GOAL OF THE EXERCISE
Return only those lines of the listing that hold the word "JSON".
·····
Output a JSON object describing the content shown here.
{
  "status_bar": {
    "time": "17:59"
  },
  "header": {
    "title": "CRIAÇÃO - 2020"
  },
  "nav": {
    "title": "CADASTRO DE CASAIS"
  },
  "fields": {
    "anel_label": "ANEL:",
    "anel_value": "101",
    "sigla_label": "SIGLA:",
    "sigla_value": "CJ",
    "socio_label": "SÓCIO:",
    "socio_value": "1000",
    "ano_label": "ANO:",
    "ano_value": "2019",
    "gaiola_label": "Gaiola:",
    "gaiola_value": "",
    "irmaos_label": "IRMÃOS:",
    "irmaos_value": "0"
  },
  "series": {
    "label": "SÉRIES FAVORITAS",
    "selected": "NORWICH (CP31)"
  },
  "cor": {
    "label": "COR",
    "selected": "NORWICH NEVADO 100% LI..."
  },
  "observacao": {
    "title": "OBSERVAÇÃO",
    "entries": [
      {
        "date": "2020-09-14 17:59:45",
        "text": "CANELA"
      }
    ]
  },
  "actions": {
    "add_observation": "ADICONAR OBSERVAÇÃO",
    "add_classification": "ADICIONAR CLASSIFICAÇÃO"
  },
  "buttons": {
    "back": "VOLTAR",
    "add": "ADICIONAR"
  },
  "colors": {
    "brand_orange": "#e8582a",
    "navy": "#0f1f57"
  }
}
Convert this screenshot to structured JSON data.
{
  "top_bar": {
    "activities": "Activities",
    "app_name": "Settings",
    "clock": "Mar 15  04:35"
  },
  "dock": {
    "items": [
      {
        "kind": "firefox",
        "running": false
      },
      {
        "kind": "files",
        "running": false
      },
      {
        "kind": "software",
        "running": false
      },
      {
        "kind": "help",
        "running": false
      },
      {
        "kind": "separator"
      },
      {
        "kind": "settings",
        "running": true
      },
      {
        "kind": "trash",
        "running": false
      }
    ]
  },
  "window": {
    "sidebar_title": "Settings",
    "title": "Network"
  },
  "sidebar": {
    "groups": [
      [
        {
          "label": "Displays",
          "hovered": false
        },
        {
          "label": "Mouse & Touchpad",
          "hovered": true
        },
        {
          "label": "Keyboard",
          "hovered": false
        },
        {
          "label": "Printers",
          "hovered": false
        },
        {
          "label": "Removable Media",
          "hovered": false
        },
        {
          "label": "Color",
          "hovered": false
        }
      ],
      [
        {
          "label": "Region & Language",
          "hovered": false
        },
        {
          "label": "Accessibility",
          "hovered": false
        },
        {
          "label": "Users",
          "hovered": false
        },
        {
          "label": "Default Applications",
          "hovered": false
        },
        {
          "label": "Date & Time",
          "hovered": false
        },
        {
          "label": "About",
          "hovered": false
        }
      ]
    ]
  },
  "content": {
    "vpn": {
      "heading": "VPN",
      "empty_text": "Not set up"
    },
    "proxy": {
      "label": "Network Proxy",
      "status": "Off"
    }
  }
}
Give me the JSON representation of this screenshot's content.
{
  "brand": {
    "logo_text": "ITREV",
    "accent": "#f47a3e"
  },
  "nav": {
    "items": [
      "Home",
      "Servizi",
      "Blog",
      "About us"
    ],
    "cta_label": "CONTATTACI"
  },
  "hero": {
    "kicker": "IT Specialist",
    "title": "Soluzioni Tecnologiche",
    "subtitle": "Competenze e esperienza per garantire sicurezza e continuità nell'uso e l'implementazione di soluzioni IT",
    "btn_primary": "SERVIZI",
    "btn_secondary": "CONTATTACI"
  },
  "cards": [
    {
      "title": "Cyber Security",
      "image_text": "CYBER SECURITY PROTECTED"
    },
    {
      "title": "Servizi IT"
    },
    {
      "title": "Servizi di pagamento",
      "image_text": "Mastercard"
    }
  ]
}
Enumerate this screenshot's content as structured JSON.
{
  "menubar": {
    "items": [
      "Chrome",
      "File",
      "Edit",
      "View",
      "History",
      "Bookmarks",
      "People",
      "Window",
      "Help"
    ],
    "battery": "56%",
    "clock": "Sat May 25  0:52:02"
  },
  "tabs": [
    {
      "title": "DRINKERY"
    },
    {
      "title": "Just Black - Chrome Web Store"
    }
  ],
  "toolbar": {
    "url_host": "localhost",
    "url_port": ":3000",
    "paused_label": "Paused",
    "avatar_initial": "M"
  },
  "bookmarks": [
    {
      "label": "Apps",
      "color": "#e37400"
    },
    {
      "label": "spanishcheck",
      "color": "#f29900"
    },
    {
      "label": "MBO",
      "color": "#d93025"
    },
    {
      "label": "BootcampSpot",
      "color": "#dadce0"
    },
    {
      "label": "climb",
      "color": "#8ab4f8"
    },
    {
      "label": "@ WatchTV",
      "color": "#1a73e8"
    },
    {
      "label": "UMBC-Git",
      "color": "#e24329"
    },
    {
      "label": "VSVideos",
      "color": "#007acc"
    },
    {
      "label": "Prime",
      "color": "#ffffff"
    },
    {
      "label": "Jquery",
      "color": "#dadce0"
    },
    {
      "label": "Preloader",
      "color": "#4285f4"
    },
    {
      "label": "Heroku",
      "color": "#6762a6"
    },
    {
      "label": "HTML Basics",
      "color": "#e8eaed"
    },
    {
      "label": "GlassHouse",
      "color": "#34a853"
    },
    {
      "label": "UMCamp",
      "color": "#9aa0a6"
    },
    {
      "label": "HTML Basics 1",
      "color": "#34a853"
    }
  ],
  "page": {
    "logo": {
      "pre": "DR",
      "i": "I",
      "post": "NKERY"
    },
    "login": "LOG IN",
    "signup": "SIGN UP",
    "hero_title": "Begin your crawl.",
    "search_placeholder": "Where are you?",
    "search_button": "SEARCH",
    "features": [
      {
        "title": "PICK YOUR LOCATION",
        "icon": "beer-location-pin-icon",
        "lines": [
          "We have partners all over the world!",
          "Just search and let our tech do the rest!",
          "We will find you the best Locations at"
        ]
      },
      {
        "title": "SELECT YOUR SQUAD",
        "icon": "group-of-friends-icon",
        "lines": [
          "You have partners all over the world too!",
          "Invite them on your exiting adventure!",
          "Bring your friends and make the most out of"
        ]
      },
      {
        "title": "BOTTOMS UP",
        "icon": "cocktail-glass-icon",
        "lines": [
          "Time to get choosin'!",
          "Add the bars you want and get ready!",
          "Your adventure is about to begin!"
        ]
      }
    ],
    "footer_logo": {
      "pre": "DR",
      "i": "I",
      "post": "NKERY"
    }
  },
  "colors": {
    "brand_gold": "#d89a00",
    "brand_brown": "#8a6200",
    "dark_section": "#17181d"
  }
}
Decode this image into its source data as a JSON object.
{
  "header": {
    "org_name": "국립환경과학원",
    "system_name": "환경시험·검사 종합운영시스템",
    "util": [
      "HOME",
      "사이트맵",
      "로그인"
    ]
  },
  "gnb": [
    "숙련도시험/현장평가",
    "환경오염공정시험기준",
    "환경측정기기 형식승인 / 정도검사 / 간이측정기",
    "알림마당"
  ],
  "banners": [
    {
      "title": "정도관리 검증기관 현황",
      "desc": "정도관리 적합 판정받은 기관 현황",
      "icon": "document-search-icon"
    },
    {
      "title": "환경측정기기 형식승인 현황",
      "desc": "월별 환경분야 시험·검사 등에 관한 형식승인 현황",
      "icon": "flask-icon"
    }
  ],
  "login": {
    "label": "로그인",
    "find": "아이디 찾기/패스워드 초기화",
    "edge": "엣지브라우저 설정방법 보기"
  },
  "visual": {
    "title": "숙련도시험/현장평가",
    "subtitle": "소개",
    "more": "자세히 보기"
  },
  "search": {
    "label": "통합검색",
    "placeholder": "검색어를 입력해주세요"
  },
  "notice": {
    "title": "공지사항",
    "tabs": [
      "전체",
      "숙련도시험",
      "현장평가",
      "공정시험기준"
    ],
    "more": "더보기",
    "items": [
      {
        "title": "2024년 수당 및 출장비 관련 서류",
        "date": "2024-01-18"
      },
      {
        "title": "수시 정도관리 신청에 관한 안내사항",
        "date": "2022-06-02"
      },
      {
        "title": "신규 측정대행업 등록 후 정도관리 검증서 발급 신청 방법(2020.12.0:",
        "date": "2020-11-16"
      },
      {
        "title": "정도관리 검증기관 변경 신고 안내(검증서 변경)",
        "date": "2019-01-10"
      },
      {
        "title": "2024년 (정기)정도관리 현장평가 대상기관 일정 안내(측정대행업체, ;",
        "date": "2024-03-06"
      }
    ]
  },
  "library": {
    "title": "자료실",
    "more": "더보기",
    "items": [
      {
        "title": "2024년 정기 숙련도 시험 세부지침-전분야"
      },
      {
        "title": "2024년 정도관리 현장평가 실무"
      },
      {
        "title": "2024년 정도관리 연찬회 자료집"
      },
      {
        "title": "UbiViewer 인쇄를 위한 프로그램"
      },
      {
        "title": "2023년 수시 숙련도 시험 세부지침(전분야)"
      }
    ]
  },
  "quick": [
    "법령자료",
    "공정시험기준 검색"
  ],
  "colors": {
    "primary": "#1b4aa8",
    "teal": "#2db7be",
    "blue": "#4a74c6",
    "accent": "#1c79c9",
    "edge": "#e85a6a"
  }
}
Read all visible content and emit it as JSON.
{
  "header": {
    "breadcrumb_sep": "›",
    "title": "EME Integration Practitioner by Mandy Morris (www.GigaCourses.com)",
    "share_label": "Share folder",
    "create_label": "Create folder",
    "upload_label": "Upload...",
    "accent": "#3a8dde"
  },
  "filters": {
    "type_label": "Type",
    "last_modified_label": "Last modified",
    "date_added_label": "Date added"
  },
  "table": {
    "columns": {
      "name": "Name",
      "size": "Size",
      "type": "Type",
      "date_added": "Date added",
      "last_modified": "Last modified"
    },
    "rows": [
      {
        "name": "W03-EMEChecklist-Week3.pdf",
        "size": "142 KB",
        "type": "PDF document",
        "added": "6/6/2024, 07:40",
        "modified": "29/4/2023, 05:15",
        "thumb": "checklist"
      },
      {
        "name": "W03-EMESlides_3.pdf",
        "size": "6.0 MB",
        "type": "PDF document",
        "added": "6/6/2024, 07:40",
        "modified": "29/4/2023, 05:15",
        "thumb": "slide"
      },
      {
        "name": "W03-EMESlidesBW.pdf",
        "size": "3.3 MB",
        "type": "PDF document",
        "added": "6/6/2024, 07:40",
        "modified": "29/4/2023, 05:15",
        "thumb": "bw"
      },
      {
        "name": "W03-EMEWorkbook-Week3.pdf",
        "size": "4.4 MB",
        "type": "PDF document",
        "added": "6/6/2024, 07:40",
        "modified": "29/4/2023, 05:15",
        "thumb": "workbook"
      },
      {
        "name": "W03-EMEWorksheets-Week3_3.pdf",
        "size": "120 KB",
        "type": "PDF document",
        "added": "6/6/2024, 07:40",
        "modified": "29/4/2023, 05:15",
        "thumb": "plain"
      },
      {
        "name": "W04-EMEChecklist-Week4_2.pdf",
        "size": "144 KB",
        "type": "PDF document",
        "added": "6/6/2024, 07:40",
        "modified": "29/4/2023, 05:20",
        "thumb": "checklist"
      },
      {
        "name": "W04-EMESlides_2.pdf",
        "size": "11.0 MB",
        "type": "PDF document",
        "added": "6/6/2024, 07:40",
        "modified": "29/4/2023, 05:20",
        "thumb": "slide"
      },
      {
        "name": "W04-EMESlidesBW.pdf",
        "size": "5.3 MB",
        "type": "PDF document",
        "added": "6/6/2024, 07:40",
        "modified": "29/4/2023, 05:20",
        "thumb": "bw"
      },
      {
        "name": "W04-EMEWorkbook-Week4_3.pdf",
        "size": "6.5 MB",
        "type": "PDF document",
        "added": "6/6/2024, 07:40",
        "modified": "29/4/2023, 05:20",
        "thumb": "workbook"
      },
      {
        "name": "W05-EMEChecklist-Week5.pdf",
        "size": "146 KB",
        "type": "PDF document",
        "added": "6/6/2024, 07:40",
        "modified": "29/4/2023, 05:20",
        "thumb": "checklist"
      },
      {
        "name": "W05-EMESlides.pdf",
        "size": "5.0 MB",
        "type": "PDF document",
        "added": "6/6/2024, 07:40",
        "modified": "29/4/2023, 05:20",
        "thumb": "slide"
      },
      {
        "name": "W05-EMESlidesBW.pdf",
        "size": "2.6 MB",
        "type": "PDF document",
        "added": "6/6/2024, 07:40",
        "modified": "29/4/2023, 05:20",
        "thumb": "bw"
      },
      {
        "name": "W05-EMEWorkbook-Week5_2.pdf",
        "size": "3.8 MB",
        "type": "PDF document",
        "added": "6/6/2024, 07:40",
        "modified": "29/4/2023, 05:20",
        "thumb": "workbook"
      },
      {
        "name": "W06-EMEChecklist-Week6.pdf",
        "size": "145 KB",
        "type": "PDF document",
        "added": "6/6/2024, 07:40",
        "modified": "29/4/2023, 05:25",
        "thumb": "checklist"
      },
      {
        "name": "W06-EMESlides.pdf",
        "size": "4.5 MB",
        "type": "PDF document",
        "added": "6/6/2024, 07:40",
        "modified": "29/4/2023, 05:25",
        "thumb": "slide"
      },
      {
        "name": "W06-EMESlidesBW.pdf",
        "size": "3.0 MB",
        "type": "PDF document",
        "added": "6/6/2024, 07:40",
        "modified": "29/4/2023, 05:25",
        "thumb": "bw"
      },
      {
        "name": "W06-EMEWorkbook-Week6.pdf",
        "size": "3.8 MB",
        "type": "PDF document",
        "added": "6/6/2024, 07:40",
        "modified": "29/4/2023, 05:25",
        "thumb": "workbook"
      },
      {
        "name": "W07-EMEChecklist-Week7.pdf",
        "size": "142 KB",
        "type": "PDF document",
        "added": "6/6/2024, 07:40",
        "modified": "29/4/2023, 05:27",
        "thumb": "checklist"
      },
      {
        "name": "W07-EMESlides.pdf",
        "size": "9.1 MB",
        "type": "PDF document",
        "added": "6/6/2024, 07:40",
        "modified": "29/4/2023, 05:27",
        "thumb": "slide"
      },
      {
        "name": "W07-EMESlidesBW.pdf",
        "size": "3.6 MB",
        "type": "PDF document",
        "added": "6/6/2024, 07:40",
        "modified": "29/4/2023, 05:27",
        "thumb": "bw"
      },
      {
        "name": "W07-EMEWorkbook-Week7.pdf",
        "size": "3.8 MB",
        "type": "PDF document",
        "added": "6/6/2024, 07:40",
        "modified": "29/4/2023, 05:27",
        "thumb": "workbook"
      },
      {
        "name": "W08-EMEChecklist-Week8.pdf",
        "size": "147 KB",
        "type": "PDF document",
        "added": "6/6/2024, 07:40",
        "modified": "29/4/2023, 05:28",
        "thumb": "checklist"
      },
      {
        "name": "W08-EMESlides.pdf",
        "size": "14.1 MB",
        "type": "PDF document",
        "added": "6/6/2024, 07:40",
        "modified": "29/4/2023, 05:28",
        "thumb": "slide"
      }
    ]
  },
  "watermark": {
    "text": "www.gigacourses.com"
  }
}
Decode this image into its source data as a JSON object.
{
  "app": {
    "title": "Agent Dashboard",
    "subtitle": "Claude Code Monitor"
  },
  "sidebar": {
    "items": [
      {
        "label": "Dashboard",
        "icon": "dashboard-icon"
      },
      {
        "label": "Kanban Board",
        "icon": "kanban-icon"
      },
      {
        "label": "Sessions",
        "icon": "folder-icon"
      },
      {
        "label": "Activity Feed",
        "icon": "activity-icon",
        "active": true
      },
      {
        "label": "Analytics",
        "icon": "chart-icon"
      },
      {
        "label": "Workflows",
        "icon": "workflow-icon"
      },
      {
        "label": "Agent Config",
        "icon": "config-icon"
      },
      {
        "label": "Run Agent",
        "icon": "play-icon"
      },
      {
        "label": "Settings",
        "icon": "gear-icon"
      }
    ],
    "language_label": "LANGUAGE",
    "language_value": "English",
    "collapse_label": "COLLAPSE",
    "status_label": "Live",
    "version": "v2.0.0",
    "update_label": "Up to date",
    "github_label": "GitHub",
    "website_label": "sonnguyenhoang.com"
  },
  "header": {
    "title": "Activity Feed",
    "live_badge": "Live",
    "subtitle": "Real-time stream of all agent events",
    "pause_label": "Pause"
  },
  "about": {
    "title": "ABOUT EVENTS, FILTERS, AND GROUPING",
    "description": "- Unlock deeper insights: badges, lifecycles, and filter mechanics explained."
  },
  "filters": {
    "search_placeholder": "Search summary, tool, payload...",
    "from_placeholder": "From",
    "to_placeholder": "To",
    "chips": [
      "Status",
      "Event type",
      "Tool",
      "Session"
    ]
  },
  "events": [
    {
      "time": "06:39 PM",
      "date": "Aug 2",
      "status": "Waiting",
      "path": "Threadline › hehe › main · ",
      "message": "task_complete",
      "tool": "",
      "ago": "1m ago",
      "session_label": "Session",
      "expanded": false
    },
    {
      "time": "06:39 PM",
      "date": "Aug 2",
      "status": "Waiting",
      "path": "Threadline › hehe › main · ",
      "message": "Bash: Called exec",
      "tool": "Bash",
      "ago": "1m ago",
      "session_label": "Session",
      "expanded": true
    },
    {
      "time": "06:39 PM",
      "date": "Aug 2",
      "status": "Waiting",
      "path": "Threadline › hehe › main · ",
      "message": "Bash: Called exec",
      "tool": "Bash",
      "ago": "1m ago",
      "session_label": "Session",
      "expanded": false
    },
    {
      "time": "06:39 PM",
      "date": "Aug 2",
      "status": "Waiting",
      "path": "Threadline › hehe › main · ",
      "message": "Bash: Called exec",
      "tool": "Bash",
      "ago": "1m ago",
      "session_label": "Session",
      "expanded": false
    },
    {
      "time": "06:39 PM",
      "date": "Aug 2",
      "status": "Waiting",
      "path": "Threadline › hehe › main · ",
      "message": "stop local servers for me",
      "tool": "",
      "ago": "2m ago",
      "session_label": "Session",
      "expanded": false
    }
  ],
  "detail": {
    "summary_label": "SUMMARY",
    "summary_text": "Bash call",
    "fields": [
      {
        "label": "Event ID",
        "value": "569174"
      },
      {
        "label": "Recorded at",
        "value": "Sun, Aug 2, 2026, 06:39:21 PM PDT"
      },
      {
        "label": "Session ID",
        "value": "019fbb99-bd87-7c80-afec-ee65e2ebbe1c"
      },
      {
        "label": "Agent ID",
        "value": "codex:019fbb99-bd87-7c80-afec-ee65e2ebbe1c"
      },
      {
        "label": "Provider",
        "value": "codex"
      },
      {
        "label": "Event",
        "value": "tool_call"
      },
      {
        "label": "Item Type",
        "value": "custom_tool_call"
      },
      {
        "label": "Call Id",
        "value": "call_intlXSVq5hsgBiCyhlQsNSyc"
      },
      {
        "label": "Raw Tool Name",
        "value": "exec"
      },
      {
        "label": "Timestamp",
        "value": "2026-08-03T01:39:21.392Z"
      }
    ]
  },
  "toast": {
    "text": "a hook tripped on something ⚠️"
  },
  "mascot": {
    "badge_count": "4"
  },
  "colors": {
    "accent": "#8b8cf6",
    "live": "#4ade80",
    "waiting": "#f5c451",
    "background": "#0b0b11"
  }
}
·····
OUTPUT
Output a JSON object describing the content shown here.
Convert this screenshot to structured JSON data.
Give me the JSON representation of this screenshot's content.
Enumerate this screenshot's content as structured JSON.
Decode this image into its source data as a JSON object.
Read all visible content and emit it as JSON.
Decode this image into its source data as a JSON object.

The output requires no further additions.